You can start to feel Old Man Winter’s breathe in our neck of the woods. Today I busted out my favorite goose-down coat as I headed out the door this morning. I reached into one of its pockets and discovered an unclaimed $20 bill. Gosh, I love it when that happens.
I had that same feeling earlier this last weekend when I was catching up on my favorite blogs. I learned of a new resolution to our issue of having too much money tied up in retirement accounts that, in theory, couldn’t be touched without penalty until age 59.5.
Quick History & Timeline
1998 to 2012 – Mrs. Buck and I work our careers maxing out all kinds of tax-advantaged retirement accounts including employer 401k’s, Traditional IRAs, Roth IRAs, and SEP (self-employed) IRAs.
2010 – 2013 – Every year around tax time, Mrs. Buck insists we’ve saved too much in retirement accounts that we can’t touch until age 59.5 and that we should pare back on certain contributions. I only half-hear her suggestions because I feel we need multiple millions before we can retire and take no action.
April 2013 – I start this blog for accountability reasons after being convinced that by being more careful in our spending that we could conceivably move our retirement date up by years from age 50 to our early 40’s.
August 30, 2013 – Brad from RichmondSavers.com challenges my Wealth Manifesto in the comments of that post that gets me thinking. To spare you from clicking over, the conversation went something like this:
Brad: I struggle with popular advice to always max out retirement accounts. Early retirees like us will need the money to invest in other ways before age 59.5.
Me: You are right. I regret having over 85% of our savings for retirement tied-up in accounts that cannot be touched for 20+ years.
Brad: I just learned about a neat little trick related to Roth IRA conversions that may solve our issue of over-saving in retirement accounts but it almost sounds too good to be true. I still need to do more research. What is your strategy?
Me: Umm, I really don’t have a strategy. We’ve quit contributing to those retirement accounts entirely and look to build up our regular taxable accounts from this point forward. Once we have enough saved in taxable accounts to ‘float’ us from our current age to 60, we’ll retire.
October 10, 2013 – I listen to the Mad Fientist podcast that formally introduces me to Roth IRA Conversion Ladder discussion and I’m pumped. The light-bulb goes on. “This is what Brad was referring to!”. At this point I’m thinking that overstocking all that money in retirement accounts may not have been such a bad idea after all but I need more details.
October 26, 2013 – I see on Twitter that one of my favorite travel blogs has published a new post. Jeremy over at Go Curry Cracker usually tells intriguing stories of their travels through Central America but this latest post is about taxes and how to never pay them again. Along with a mention of Roth IRA Conversion Ladders, he has other tips to lessen (or eliminate) the bite of taxes.
More to Think About
While I’m still far from an expert on these Roth IRA Conversion Ladders, I’m convinced this is an approach we’ll use once we’re in a lower tax bracket. I also think this reduces our need to save for 20 years of ‘float’ time and may be able to whittle that down to 5 years of float by operating within the rules of Roth IRA Conversions.
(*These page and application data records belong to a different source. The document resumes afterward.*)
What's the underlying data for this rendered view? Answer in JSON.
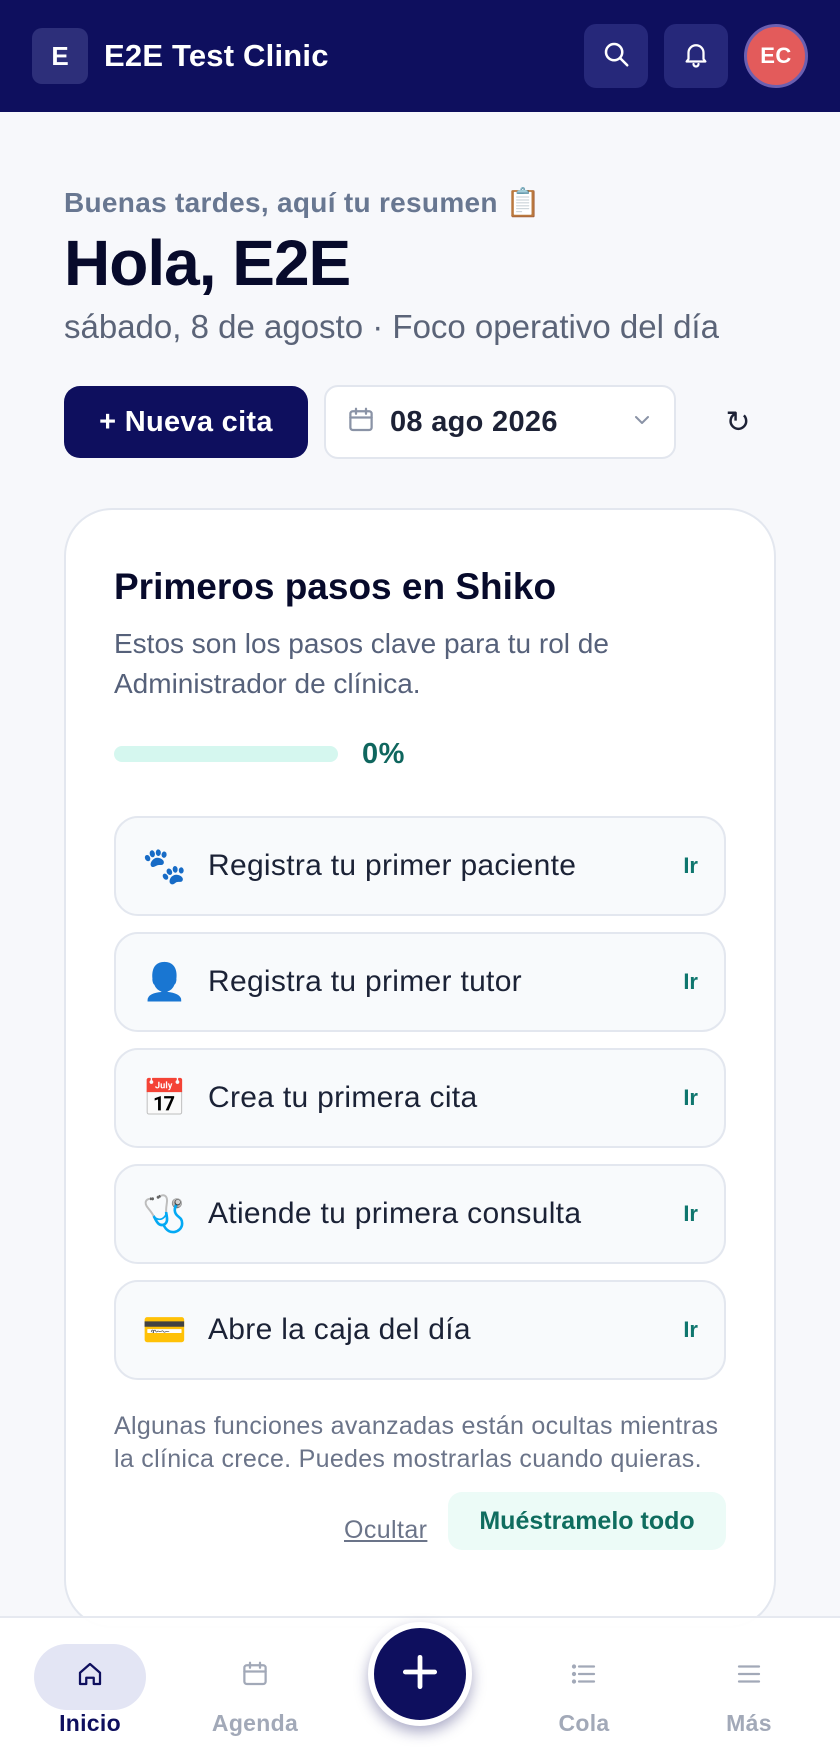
{
  "header": {
    "logo_letter": "E",
    "app_title": "E2E Test Clinic",
    "avatar_initials": "EC",
    "icons": [
      "search-icon",
      "bell-icon"
    ]
  },
  "greeting": {
    "subtitle": "Buenas tardes, aquí tu resumen 📋",
    "title": "Hola, E2E",
    "date_line": "sábado, 8 de agosto · Foco operativo del día"
  },
  "toolbar": {
    "new_appointment_label": "+ Nueva cita",
    "date_value": "08 ago 2026",
    "refresh_glyph": "↻"
  },
  "onboarding": {
    "title": "Primeros pasos en Shiko",
    "description": "Estos son los pasos clave para tu rol de Administrador de clínica.",
    "progress_percent": 0,
    "progress_label": "0%",
    "steps": [
      {
        "icon": "🐾",
        "label": "Registra tu primer paciente",
        "action": "Ir"
      },
      {
        "icon": "👤",
        "label": "Registra tu primer tutor",
        "action": "Ir"
      },
      {
        "icon": "📅",
        "label": "Crea tu primera cita",
        "action": "Ir"
      },
      {
        "icon": "🩺",
        "label": "Atiende tu primera consulta",
        "action": "Ir"
      },
      {
        "icon": "💳",
        "label": "Abre la caja del día",
        "action": "Ir"
      }
    ],
    "note": "Algunas funciones avanzadas están ocultas mientras la clínica crece. Puedes mostrarlas cuando quieras.",
    "hide_label": "Ocultar",
    "show_all_label": "Muéstramelo todo"
  },
  "bottom_nav": {
    "items": [
      {
        "label": "Inicio",
        "icon": "home-icon",
        "active": true
      },
      {
        "label": "Agenda",
        "icon": "calendar-icon",
        "active": false
      },
      {
        "label": "Cola",
        "icon": "list-icon",
        "active": false
      },
      {
        "label": "Más",
        "icon": "menu-icon",
        "active": false
      }
    ],
    "fab_icon": "plus-icon"
  },
  "colors": {
    "primary": "#0e0f5e",
    "accent_teal": "#0f766e",
    "avatar": "#e35b5b",
    "background": "#f7f8fb"
  }
}
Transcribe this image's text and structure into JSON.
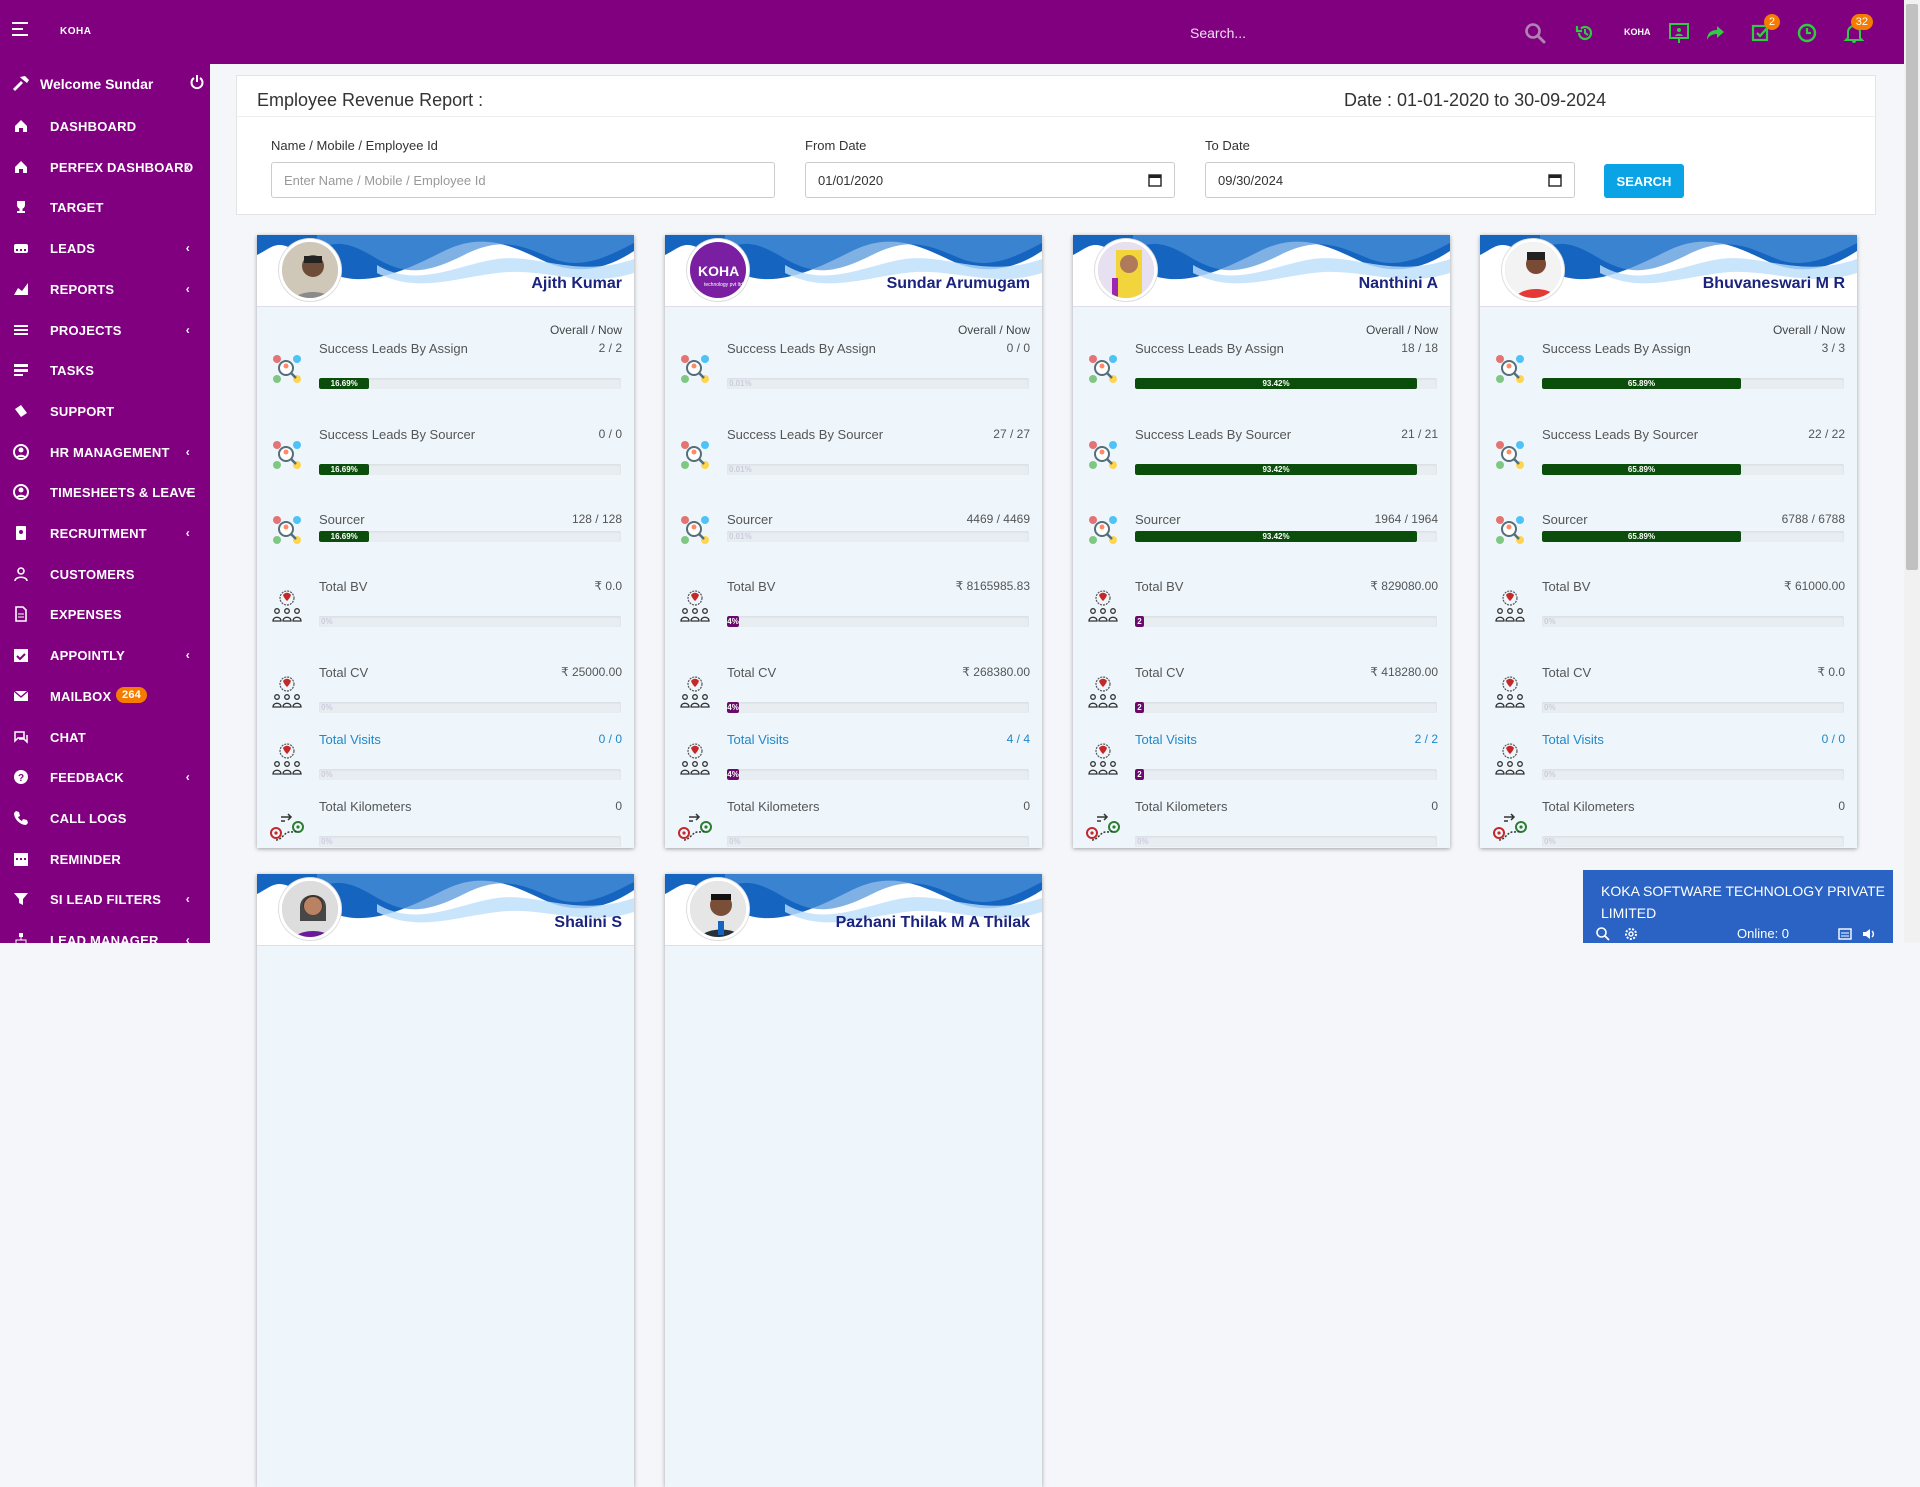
{
  "header": {
    "brand": "KOHA",
    "search_placeholder": "Search...",
    "brand_small": "KOHA",
    "task_badge": "2",
    "notif_badge": "32"
  },
  "sidebar": {
    "welcome": "Welcome Sundar",
    "items": [
      {
        "label": "DASHBOARD",
        "icon": "home-icon",
        "chevron": false
      },
      {
        "label": "PERFEX DASHBOARD",
        "icon": "home-icon",
        "chevron": true
      },
      {
        "label": "TARGET",
        "icon": "trophy-icon",
        "chevron": false
      },
      {
        "label": "LEADS",
        "icon": "tty-icon",
        "chevron": true
      },
      {
        "label": "REPORTS",
        "icon": "area-chart-icon",
        "chevron": true
      },
      {
        "label": "PROJECTS",
        "icon": "bars-icon",
        "chevron": true
      },
      {
        "label": "TASKS",
        "icon": "tasks-icon",
        "chevron": false
      },
      {
        "label": "SUPPORT",
        "icon": "ticket-icon",
        "chevron": false
      },
      {
        "label": "HR MANAGEMENT",
        "icon": "user-circle-icon",
        "chevron": true
      },
      {
        "label": "TIMESHEETS & LEAVE",
        "icon": "user-circle-icon",
        "chevron": true
      },
      {
        "label": "RECRUITMENT",
        "icon": "id-badge-icon",
        "chevron": true
      },
      {
        "label": "CUSTOMERS",
        "icon": "user-icon",
        "chevron": false
      },
      {
        "label": "EXPENSES",
        "icon": "file-icon",
        "chevron": false
      },
      {
        "label": "APPOINTLY",
        "icon": "calendar-check-icon",
        "chevron": true
      },
      {
        "label": "MAILBOX",
        "icon": "envelope-icon",
        "chevron": false,
        "badge": "264"
      },
      {
        "label": "CHAT",
        "icon": "comments-icon",
        "chevron": false
      },
      {
        "label": "FEEDBACK",
        "icon": "question-circle-icon",
        "chevron": true
      },
      {
        "label": "CALL LOGS",
        "icon": "phone-icon",
        "chevron": false
      },
      {
        "label": "REMINDER",
        "icon": "calendar-icon",
        "chevron": false
      },
      {
        "label": "SI LEAD FILTERS",
        "icon": "filter-icon",
        "chevron": true
      },
      {
        "label": "LEAD MANAGER",
        "icon": "sitemap-icon",
        "chevron": true
      }
    ]
  },
  "report": {
    "title": "Employee Revenue Report :",
    "date_range": "Date : 01-01-2020 to 30-09-2024",
    "filter_label": "Name / Mobile / Employee Id",
    "filter_placeholder": "Enter Name / Mobile / Employee Id",
    "from_label": "From Date",
    "from_value": "01/01/2020",
    "to_label": "To Date",
    "to_value": "09/30/2024",
    "search_label": "SEARCH"
  },
  "overall_label": "Overall / Now",
  "metric_labels": [
    "Success Leads By Assign",
    "Success Leads By Sourcer",
    "Sourcer",
    "Total BV",
    "Total CV",
    "Total Visits",
    "Total Kilometers"
  ],
  "employees": [
    {
      "name": "Ajith Kumar",
      "avatar": "person",
      "metrics": [
        {
          "value": "2 / 2",
          "pct": 16.69,
          "label": "16.69%",
          "color": "green"
        },
        {
          "value": "0 / 0",
          "pct": 16.69,
          "label": "16.69%",
          "color": "green"
        },
        {
          "value": "128 / 128",
          "pct": 16.69,
          "label": "16.69%",
          "color": "green"
        },
        {
          "value": "₹ 0.0",
          "pct": 0,
          "label": "0%",
          "color": "purple"
        },
        {
          "value": "₹ 25000.00",
          "pct": 0,
          "label": "0%",
          "color": "purple"
        },
        {
          "value": "0 / 0",
          "pct": 0,
          "label": "0%",
          "color": "purple"
        },
        {
          "value": "0",
          "pct": 0,
          "label": "0%",
          "color": "purple"
        }
      ]
    },
    {
      "name": "Sundar Arumugam",
      "avatar": "koha-logo",
      "metrics": [
        {
          "value": "0 / 0",
          "pct": 0,
          "label": "0.01%",
          "color": "green"
        },
        {
          "value": "27 / 27",
          "pct": 0,
          "label": "0.01%",
          "color": "green"
        },
        {
          "value": "4469 / 4469",
          "pct": 0,
          "label": "0.01%",
          "color": "green"
        },
        {
          "value": "₹ 8165985.83",
          "pct": 4,
          "label": "4%",
          "color": "purple"
        },
        {
          "value": "₹ 268380.00",
          "pct": 4,
          "label": "4%",
          "color": "purple"
        },
        {
          "value": "4 / 4",
          "pct": 4,
          "label": "4%",
          "color": "purple"
        },
        {
          "value": "0",
          "pct": 0,
          "label": "0%",
          "color": "purple"
        }
      ]
    },
    {
      "name": "Nanthini A",
      "avatar": "person-yellow",
      "metrics": [
        {
          "value": "18 / 18",
          "pct": 93.42,
          "label": "93.42%",
          "color": "green"
        },
        {
          "value": "21 / 21",
          "pct": 93.42,
          "label": "93.42%",
          "color": "green"
        },
        {
          "value": "1964 / 1964",
          "pct": 93.42,
          "label": "93.42%",
          "color": "green"
        },
        {
          "value": "₹ 829080.00",
          "pct": 2,
          "label": "2",
          "color": "purple"
        },
        {
          "value": "₹ 418280.00",
          "pct": 2,
          "label": "2",
          "color": "purple"
        },
        {
          "value": "2 / 2",
          "pct": 2,
          "label": "2",
          "color": "purple"
        },
        {
          "value": "0",
          "pct": 0,
          "label": "0%",
          "color": "purple"
        }
      ]
    },
    {
      "name": "Bhuvaneswari M R",
      "avatar": "person-red",
      "metrics": [
        {
          "value": "3 / 3",
          "pct": 65.89,
          "label": "65.89%",
          "color": "green"
        },
        {
          "value": "22 / 22",
          "pct": 65.89,
          "label": "65.89%",
          "color": "green"
        },
        {
          "value": "6788 / 6788",
          "pct": 65.89,
          "label": "65.89%",
          "color": "green"
        },
        {
          "value": "₹ 61000.00",
          "pct": 0,
          "label": "0%",
          "color": "purple"
        },
        {
          "value": "₹ 0.0",
          "pct": 0,
          "label": "0%",
          "color": "purple"
        },
        {
          "value": "0 / 0",
          "pct": 0,
          "label": "0%",
          "color": "purple"
        },
        {
          "value": "0",
          "pct": 0,
          "label": "0%",
          "color": "purple"
        }
      ]
    },
    {
      "name": "Shalini S",
      "avatar": "person-f",
      "metrics": []
    },
    {
      "name": "Pazhani Thilak M A Thilak",
      "avatar": "person-m",
      "metrics": []
    }
  ],
  "chat": {
    "title": "KOKA SOFTWARE TECHNOLOGY PRIVATE LIMITED",
    "online": "Online: 0"
  }
}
Frankly, there is rarely new information out in the personal finance blogosphere (this site included). But I get jazzed when really smart people share their knowledge with the rest of us on what I consider ground-breaking strategies in the early retirement realm. For that, I say thank you to Brad, Brandon, and Jeremy.
Maybe this is all common knowledge and I’ve missed out on it all this time. Either way, it feels like I just found another extra $20 bill in my pocket.